The band for this tufted titmouse was very small. Bird bands come in many sizes and are light, comfortable and unobtrusive for the birds. Each band is stamped with a tracking number.

Special pliers are used to tighten the band so it fits the diameter of the bird's leg just right.
After the bird is measured and banded, all this data is recorded into a notebook, then later in a computer program and shared with the world.  And of course, the birds are released safely back into the wild.  

Evelynn got to hold and release a chickadee.

Hank's bird was very ready to escape captivity!
After the excitement of the bird banding, we headed out into the wilderness for our hiking adventure.  It was no accident that Wildwood was choosen as the site for a bird banding. There are many different species of birds that call this preserve home. Including the pileated woodpecker. 

Pileated woodpeckers are the largest of the common woodpeckers found in most of North America. These crow-sized birds present a memorable sight with their zebra-striped heads and necks, long bills, and distinctive red crests.
We didn't see any woodpeckers on our hike, but the evidence of thier existence was plentiful!

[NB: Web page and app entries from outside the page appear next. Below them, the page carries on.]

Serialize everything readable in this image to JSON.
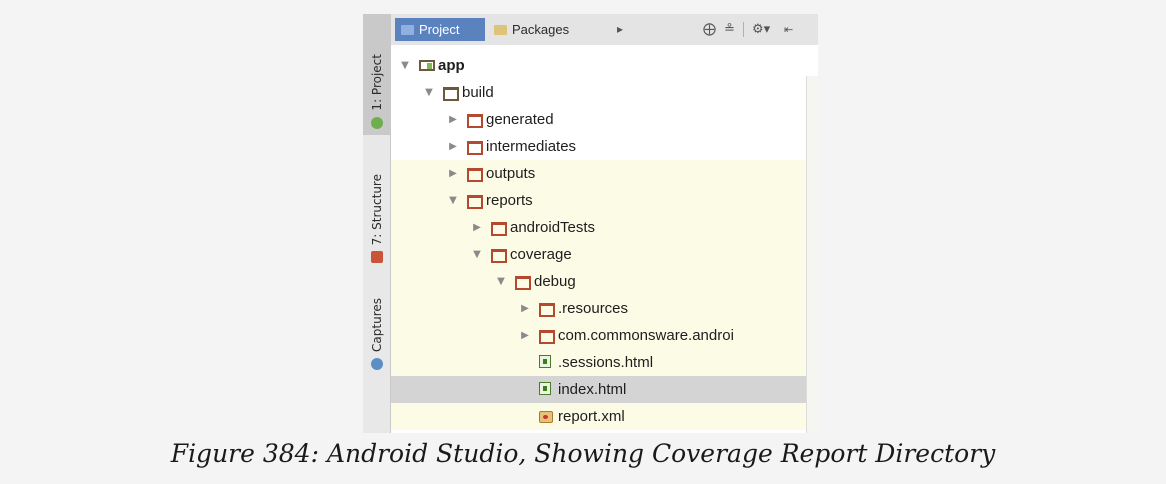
{
  "sidebar": {
    "tabs": [
      {
        "label": "1: Project",
        "icon": "android-icon",
        "active": true
      },
      {
        "label": "7: Structure",
        "icon": "structure-icon",
        "active": false
      },
      {
        "label": "Captures",
        "icon": "captures-icon",
        "active": false
      }
    ]
  },
  "toolbar": {
    "tabs": [
      {
        "label": "Project",
        "icon": "project-view-icon",
        "selected": true
      },
      {
        "label": "Packages",
        "icon": "packages-view-icon",
        "selected": false
      }
    ],
    "icons": [
      "more-views-arrow-icon",
      "scroll-from-source-icon",
      "collapse-all-icon",
      "gear-icon",
      "hide-panel-icon"
    ]
  },
  "tree": {
    "rows": [
      {
        "label": "app",
        "type": "module",
        "expanded": true,
        "bold": true
      },
      {
        "label": "build",
        "type": "folder",
        "expanded": true
      },
      {
        "label": "generated",
        "type": "folder",
        "expanded": false
      },
      {
        "label": "intermediates",
        "type": "folder",
        "expanded": false
      },
      {
        "label": "outputs",
        "type": "folder",
        "expanded": false
      },
      {
        "label": "reports",
        "type": "folder",
        "expanded": true
      },
      {
        "label": "androidTests",
        "type": "folder",
        "expanded": false
      },
      {
        "label": "coverage",
        "type": "folder",
        "expanded": true
      },
      {
        "label": "debug",
        "type": "folder",
        "expanded": true
      },
      {
        "label": ".resources",
        "type": "folder",
        "expanded": false
      },
      {
        "label": "com.commonsware.androi",
        "type": "folder",
        "expanded": false
      },
      {
        "label": ".sessions.html",
        "type": "html-file"
      },
      {
        "label": "index.html",
        "type": "html-file",
        "selected": true
      },
      {
        "label": "report.xml",
        "type": "xml-file"
      }
    ]
  },
  "caption": "Figure 384: Android Studio, Showing Coverage Report Directory",
  "colors": {
    "selected_tab": "#5a82bf",
    "excluded_highlight": "#fbfbe6",
    "selected_row": "#d4d4d4",
    "folder_red": "#b5492f"
  }
}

Pileated woodpeckers forage for their favorite meal, carpenter ants, by digging large, rectangular holes in trees. These holes can be so large that they weaken smaller trees or even cause them to break in half.
Our hiking adventure brought us to many bodies of water. Wildwood has a small pond, vernal pools, and numerous wetlands.
A vernal pool is a depression in the land that accumulates water with the rising water table of fall and winter or with the meltwater and runoff of winter and spring snow and rain. They contain water for a few months in the spring and early summer. By late summer, a vernal pool is generally dry. Learn more here: http://www.vernalpool.org/vpinfo_1.htm
Wetlands are places where there is shallow water or very soggy soil at least part of the time. There are three major wetland groups: swamps, marshes, and bogs. It’s easy to tell the difference between the first two. Swamps have mostly trees or shrubs. And marshes have mostly grassy plants. Bogs are spongy, mossy wetlands where plants pile up faster than they can rot away. All those plants form thick layers of peat. http://www.nwf.org/Kids/Ranger-Rick/People-and-Places/Whats-a-Wetland.aspx 

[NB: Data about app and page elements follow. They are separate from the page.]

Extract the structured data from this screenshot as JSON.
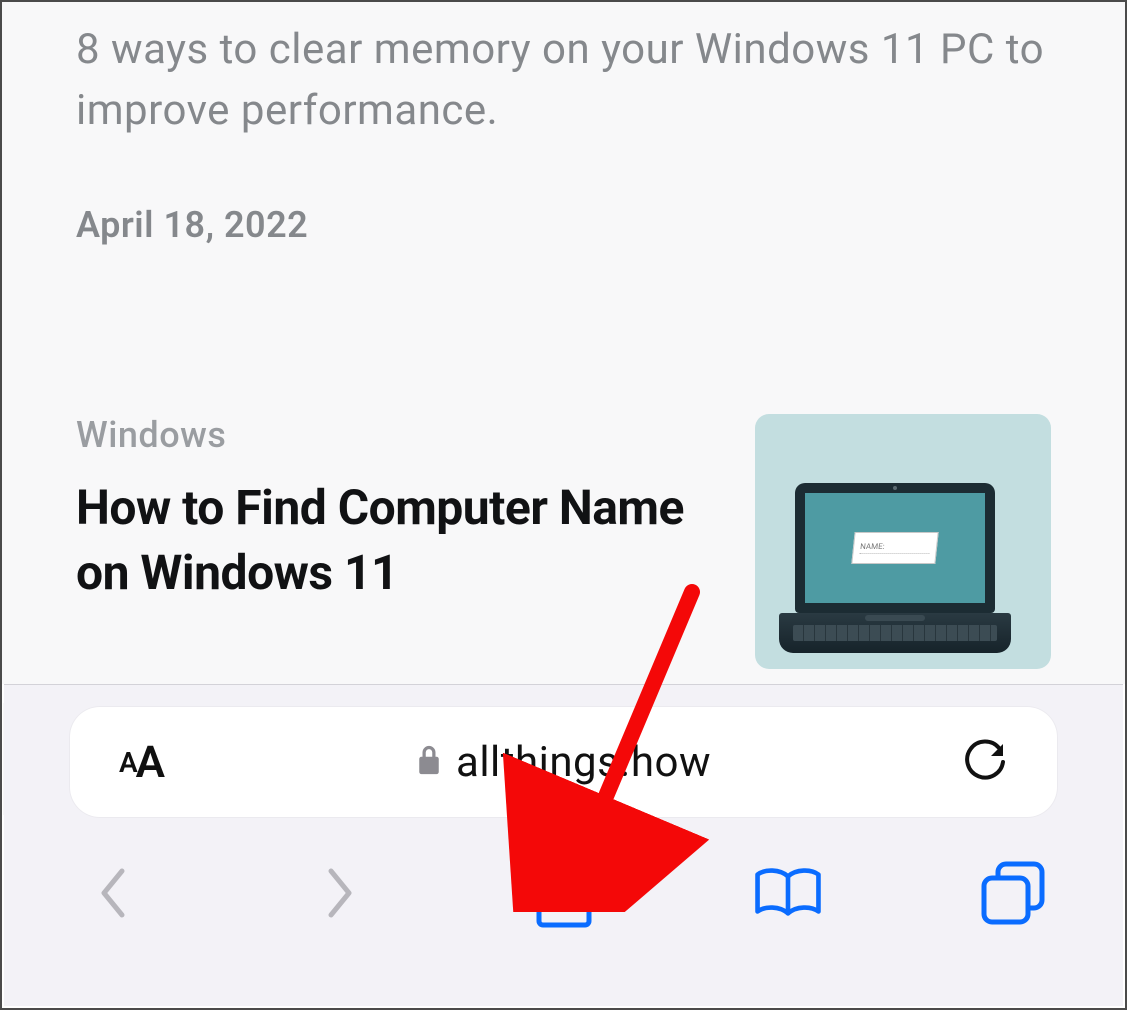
{
  "content": {
    "prev_article_excerpt": "8 ways to clear memory on your Windows 11 PC to improve performance.",
    "prev_article_date": "April 18, 2022",
    "article": {
      "category": "Windows",
      "title": "How to Find Computer Name on Windows 11",
      "thumb_label_title": "NAME:"
    }
  },
  "browser": {
    "domain": "allthings.how",
    "aa_small": "A",
    "aa_big": "A"
  },
  "colors": {
    "accent": "#0a6cff",
    "annotation": "#f40808"
  }
}
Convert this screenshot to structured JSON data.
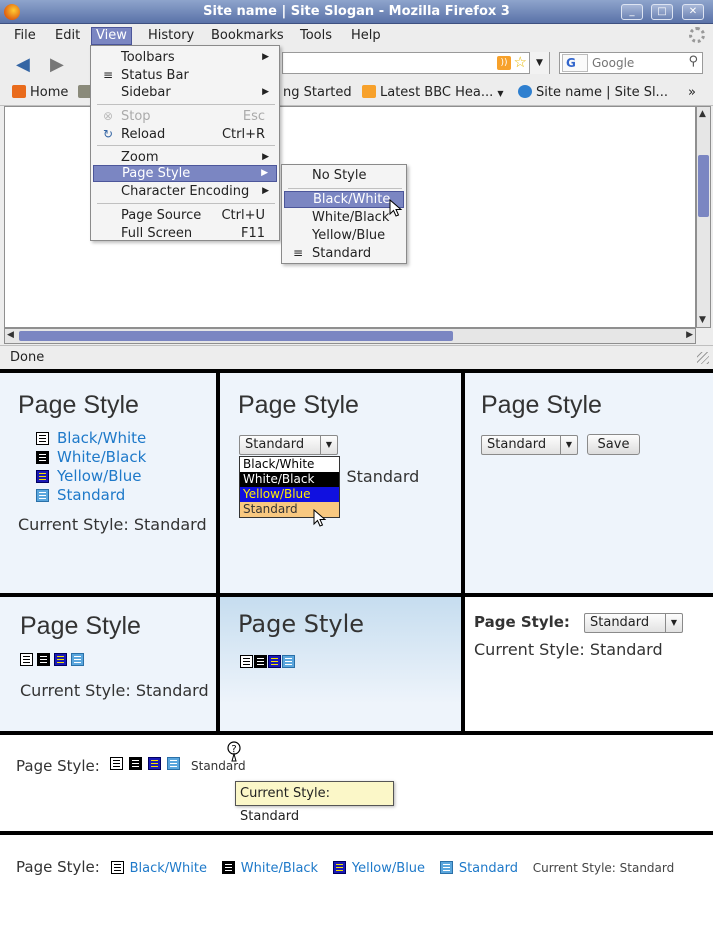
{
  "window": {
    "title": "Site name | Site Slogan - Mozilla Firefox 3",
    "controls": [
      "_",
      "□",
      "✕"
    ]
  },
  "menubar": [
    "File",
    "Edit",
    "View",
    "History",
    "Bookmarks",
    "Tools",
    "Help"
  ],
  "navbar": {
    "search_placeholder": "Google",
    "search_engine": "G"
  },
  "bookmarks": [
    "Home",
    "ng Started",
    "Latest BBC Hea...",
    "Site name | Site Sl...",
    "»"
  ],
  "status": "Done",
  "view_menu": {
    "items": [
      {
        "label": "Toolbars",
        "shortcut": "",
        "submenu": true
      },
      {
        "label": "Status Bar",
        "shortcut": "",
        "submenu": false
      },
      {
        "label": "Sidebar",
        "shortcut": "",
        "submenu": true
      },
      {
        "label": "Stop",
        "shortcut": "Esc",
        "submenu": false
      },
      {
        "label": "Reload",
        "shortcut": "Ctrl+R",
        "submenu": false
      },
      {
        "label": "Zoom",
        "shortcut": "",
        "submenu": true
      },
      {
        "label": "Page Style",
        "shortcut": "",
        "submenu": true
      },
      {
        "label": "Character Encoding",
        "shortcut": "",
        "submenu": true
      },
      {
        "label": "Page Source",
        "shortcut": "Ctrl+U",
        "submenu": false
      },
      {
        "label": "Full Screen",
        "shortcut": "F11",
        "submenu": false
      }
    ]
  },
  "style_submenu": [
    "No Style",
    "Black/White",
    "White/Black",
    "Yellow/Blue",
    "Standard"
  ],
  "demos": {
    "heading": "Page Style",
    "heading_colon": "Page Style:",
    "current": "Current Style: Standard",
    "current_short": "Current Style: Standard",
    "current_frag": ": Standard",
    "options": [
      "Black/White",
      "White/Black",
      "Yellow/Blue",
      "Standard"
    ],
    "selected": "Standard",
    "save": "Save",
    "standard_small": "Standard",
    "tooltip": "Current Style: Standard"
  },
  "colors": {
    "link": "#1e79c9",
    "menu_highlight": "#7b86c2",
    "panel_bg": "#eef4fb"
  }
}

And all throughout our hike, I was pleased as punch to FINALLY be seeing some signs that spring has sprung! 

"If one daffodil is worth a thousand pleasures, then one is
too few." ~William Wordsworth


A very  helpful website if you are interested in identifying flowers...
http://uswildflowers.com/wfquery.php?State=IN&Color=White It is categorized by color!
I can't wait to see what lies ahead in our next hiking journey!  See you then!!